These prototypes are electric and don’t give off any planet-warming greenhouse gases during flight, but mining and producing the electricity to charge their batteries is still an environmental cost. But the flying air taxis of the near future, which can both hover like helicopters and glide like airplanes, might be more energy efficient than you’d think—provided you carpool and only use them for long-distance travel.
That’s according to scientists at the University of Michigan, who recently considered the energy costs of these vehicles compared to ground-based cars.
“I was surprised by how competitive [the flying cars] were in these scenarios that we explored because of the energy intensity to lift the vehicle,” says Gregory Keoleian, an author of the study and director of the university’s Center for Sustainable Systems. Flying cars rely on distributed electric propulsion, which is basically a series of small propellers along the vehicle’s wings. With this system, they can avoid runways and move about much like a drone, with vertical take-off and landing.
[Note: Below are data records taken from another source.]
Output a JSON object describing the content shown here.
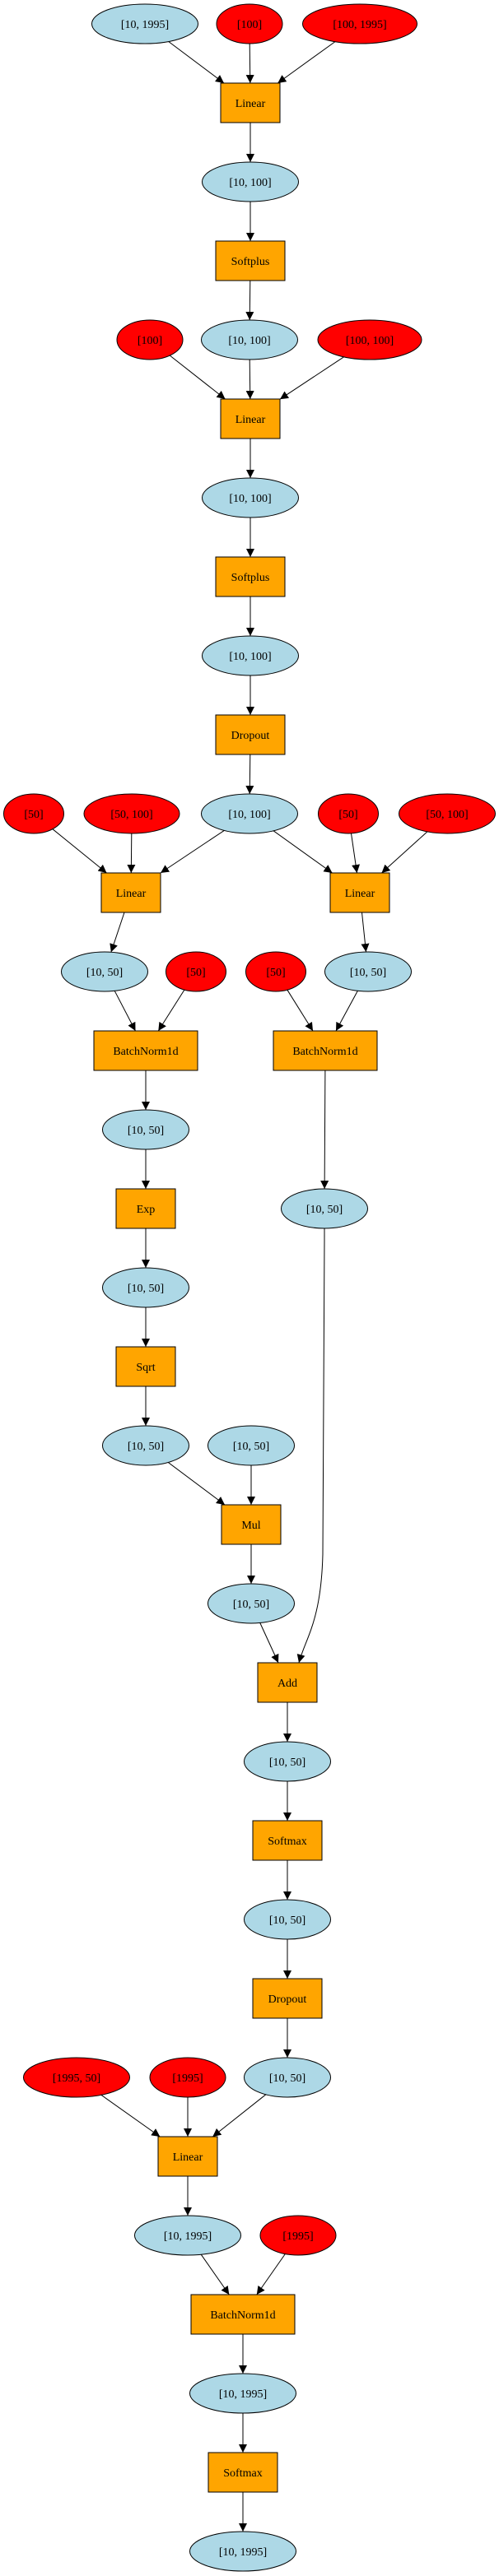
{
  "colors": {
    "tensor": "#add8e6",
    "parameter": "#ff0000",
    "operation": "#ffa500"
  },
  "nodes": [
    {
      "id": "n1",
      "kind": "tensor",
      "label": "[10, 1995]"
    },
    {
      "id": "n2",
      "kind": "parameter",
      "label": "[100]"
    },
    {
      "id": "n3",
      "kind": "parameter",
      "label": "[100, 1995]"
    },
    {
      "id": "op1",
      "kind": "operation",
      "label": "Linear"
    },
    {
      "id": "n4",
      "kind": "tensor",
      "label": "[10, 100]"
    },
    {
      "id": "op2",
      "kind": "operation",
      "label": "Softplus"
    },
    {
      "id": "n5",
      "kind": "parameter",
      "label": "[100]"
    },
    {
      "id": "n6",
      "kind": "tensor",
      "label": "[10, 100]"
    },
    {
      "id": "n7",
      "kind": "parameter",
      "label": "[100, 100]"
    },
    {
      "id": "op3",
      "kind": "operation",
      "label": "Linear"
    },
    {
      "id": "n8",
      "kind": "tensor",
      "label": "[10, 100]"
    },
    {
      "id": "op4",
      "kind": "operation",
      "label": "Softplus"
    },
    {
      "id": "n9",
      "kind": "tensor",
      "label": "[10, 100]"
    },
    {
      "id": "op5",
      "kind": "operation",
      "label": "Dropout"
    },
    {
      "id": "n10",
      "kind": "parameter",
      "label": "[50]"
    },
    {
      "id": "n11",
      "kind": "parameter",
      "label": "[50, 100]"
    },
    {
      "id": "n12",
      "kind": "tensor",
      "label": "[10, 100]"
    },
    {
      "id": "n13",
      "kind": "parameter",
      "label": "[50]"
    },
    {
      "id": "n14",
      "kind": "parameter",
      "label": "[50, 100]"
    },
    {
      "id": "op6",
      "kind": "operation",
      "label": "Linear"
    },
    {
      "id": "op7",
      "kind": "operation",
      "label": "Linear"
    },
    {
      "id": "n15",
      "kind": "tensor",
      "label": "[10, 50]"
    },
    {
      "id": "n16",
      "kind": "parameter",
      "label": "[50]"
    },
    {
      "id": "n17",
      "kind": "parameter",
      "label": "[50]"
    },
    {
      "id": "n18",
      "kind": "tensor",
      "label": "[10, 50]"
    },
    {
      "id": "op8",
      "kind": "operation",
      "label": "BatchNorm1d"
    },
    {
      "id": "op9",
      "kind": "operation",
      "label": "BatchNorm1d"
    },
    {
      "id": "n19",
      "kind": "tensor",
      "label": "[10, 50]"
    },
    {
      "id": "op10",
      "kind": "operation",
      "label": "Exp"
    },
    {
      "id": "n20",
      "kind": "tensor",
      "label": "[10, 50]"
    },
    {
      "id": "n21",
      "kind": "tensor",
      "label": "[10, 50]"
    },
    {
      "id": "op11",
      "kind": "operation",
      "label": "Sqrt"
    },
    {
      "id": "n22",
      "kind": "tensor",
      "label": "[10, 50]"
    },
    {
      "id": "n23",
      "kind": "tensor",
      "label": "[10, 50]"
    },
    {
      "id": "op12",
      "kind": "operation",
      "label": "Mul"
    },
    {
      "id": "n24",
      "kind": "tensor",
      "label": "[10, 50]"
    },
    {
      "id": "op13",
      "kind": "operation",
      "label": "Add"
    },
    {
      "id": "n25",
      "kind": "tensor",
      "label": "[10, 50]"
    },
    {
      "id": "op14",
      "kind": "operation",
      "label": "Softmax"
    },
    {
      "id": "n26",
      "kind": "tensor",
      "label": "[10, 50]"
    },
    {
      "id": "op15",
      "kind": "operation",
      "label": "Dropout"
    },
    {
      "id": "n27",
      "kind": "parameter",
      "label": "[1995, 50]"
    },
    {
      "id": "n28",
      "kind": "parameter",
      "label": "[1995]"
    },
    {
      "id": "n29",
      "kind": "tensor",
      "label": "[10, 50]"
    },
    {
      "id": "op16",
      "kind": "operation",
      "label": "Linear"
    },
    {
      "id": "n30",
      "kind": "tensor",
      "label": "[10, 1995]"
    },
    {
      "id": "n31",
      "kind": "parameter",
      "label": "[1995]"
    },
    {
      "id": "op17",
      "kind": "operation",
      "label": "BatchNorm1d"
    },
    {
      "id": "n32",
      "kind": "tensor",
      "label": "[10, 1995]"
    },
    {
      "id": "op18",
      "kind": "operation",
      "label": "Softmax"
    },
    {
      "id": "n33",
      "kind": "tensor",
      "label": "[10, 1995]"
    }
  ],
  "edges": [
    [
      "n1",
      "op1"
    ],
    [
      "n2",
      "op1"
    ],
    [
      "n3",
      "op1"
    ],
    [
      "op1",
      "n4"
    ],
    [
      "n4",
      "op2"
    ],
    [
      "op2",
      "n6"
    ],
    [
      "n5",
      "op3"
    ],
    [
      "n6",
      "op3"
    ],
    [
      "n7",
      "op3"
    ],
    [
      "op3",
      "n8"
    ],
    [
      "n8",
      "op4"
    ],
    [
      "op4",
      "n9"
    ],
    [
      "n9",
      "op5"
    ],
    [
      "op5",
      "n12"
    ],
    [
      "n10",
      "op6"
    ],
    [
      "n11",
      "op6"
    ],
    [
      "n12",
      "op6"
    ],
    [
      "n12",
      "op7"
    ],
    [
      "n13",
      "op7"
    ],
    [
      "n14",
      "op7"
    ],
    [
      "op6",
      "n15"
    ],
    [
      "op7",
      "n18"
    ],
    [
      "n15",
      "op8"
    ],
    [
      "n16",
      "op8"
    ],
    [
      "n17",
      "op9"
    ],
    [
      "n18",
      "op9"
    ],
    [
      "op8",
      "n19"
    ],
    [
      "op9",
      "n21"
    ],
    [
      "n19",
      "op10"
    ],
    [
      "op10",
      "n20"
    ],
    [
      "n20",
      "op11"
    ],
    [
      "op11",
      "n22"
    ],
    [
      "n22",
      "op12"
    ],
    [
      "n23",
      "op12"
    ],
    [
      "op12",
      "n24"
    ],
    [
      "n24",
      "op13"
    ],
    [
      "n21",
      "op13"
    ],
    [
      "op13",
      "n25"
    ],
    [
      "n25",
      "op14"
    ],
    [
      "op14",
      "n26"
    ],
    [
      "n26",
      "op15"
    ],
    [
      "op15",
      "n29"
    ],
    [
      "n27",
      "op16"
    ],
    [
      "n28",
      "op16"
    ],
    [
      "n29",
      "op16"
    ],
    [
      "op16",
      "n30"
    ],
    [
      "n30",
      "op17"
    ],
    [
      "n31",
      "op17"
    ],
    [
      "op17",
      "n32"
    ],
    [
      "n32",
      "op18"
    ],
    [
      "op18",
      "n33"
    ]
  ]
}
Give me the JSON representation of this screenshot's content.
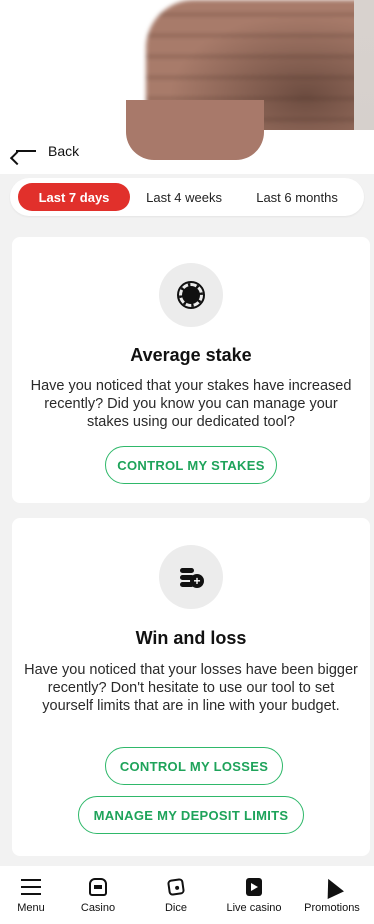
{
  "header": {
    "back_label": "Back"
  },
  "tabs": [
    {
      "label": "Last 7 days",
      "active": true
    },
    {
      "label": "Last 4 weeks",
      "active": false
    },
    {
      "label": "Last 6 months",
      "active": false
    }
  ],
  "cards": [
    {
      "icon": "poker-chip-icon",
      "title": "Average stake",
      "text": "Have you noticed that your stakes have increased recently? Did you know you can manage your stakes using our dedicated tool?",
      "buttons": [
        "CONTROL MY STAKES"
      ]
    },
    {
      "icon": "coins-add-icon",
      "title": "Win and loss",
      "text": "Have you noticed that your losses have been bigger recently? Don't hesitate to use our tool to set yourself limits that are in line with your budget.",
      "buttons": [
        "CONTROL MY LOSSES",
        "MANAGE MY DEPOSIT LIMITS"
      ]
    }
  ],
  "bottom_nav": [
    {
      "label": "Menu",
      "icon": "menu-icon"
    },
    {
      "label": "Casino",
      "icon": "slot-machine-icon"
    },
    {
      "label": "Dice",
      "icon": "dice-icon"
    },
    {
      "label": "Live casino",
      "icon": "live-casino-icon"
    },
    {
      "label": "Promotions",
      "icon": "promotions-icon"
    }
  ],
  "colors": {
    "accent_red": "#e1302b",
    "accent_green": "#2fb86a"
  }
}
To understand what energy these flying vehicles would require, the scientists used available data from other scientific and industry reports. The model vehicle they considered had one pilot and four passenger seats, flew at an altitude of 1,000 feet, and could zoom around at up to 150 miles per hour. They compared this example to two cars: one, gasoline-powered, driving 34.1 miles per gallon, and another, electric-powered, which drove the equivalent of 108.5 miles per gallon based on its energy use. The scientists compared efficiency between the three vehicles at distances from three to 155 miles.
For short trips of less than 22 miles, both gasoline and electric cars beat out the airborne vehicles in efficiency, according to the study, published Tuesday in Nature Communications. Short trips make up most of Americans’ driving—the average commute distance is 11 miles. Over short distances, air taxis would mostly hover, using up a lot of energy in the process.
But over long distances, air taxi efficiency improved. For a 62-mile, nonstop trip, air taxi use led to 35 percent fewer greenhouse gas emissions compared to the gas-burning car. But compared to an electric car travelling the same distance, the air taxi had 28 percent more emissions. This scenario ignores passengers, however. If you load up the air taxi with four people and compare it to the other cars with average occupancy—1.54 people—it looks even greener. On the basis of emissions produced per passenger across these 62 miles, the full-capacity air taxi has 52 percent fewer emissions per trip than the gas car, and 6 percent less than the electric car.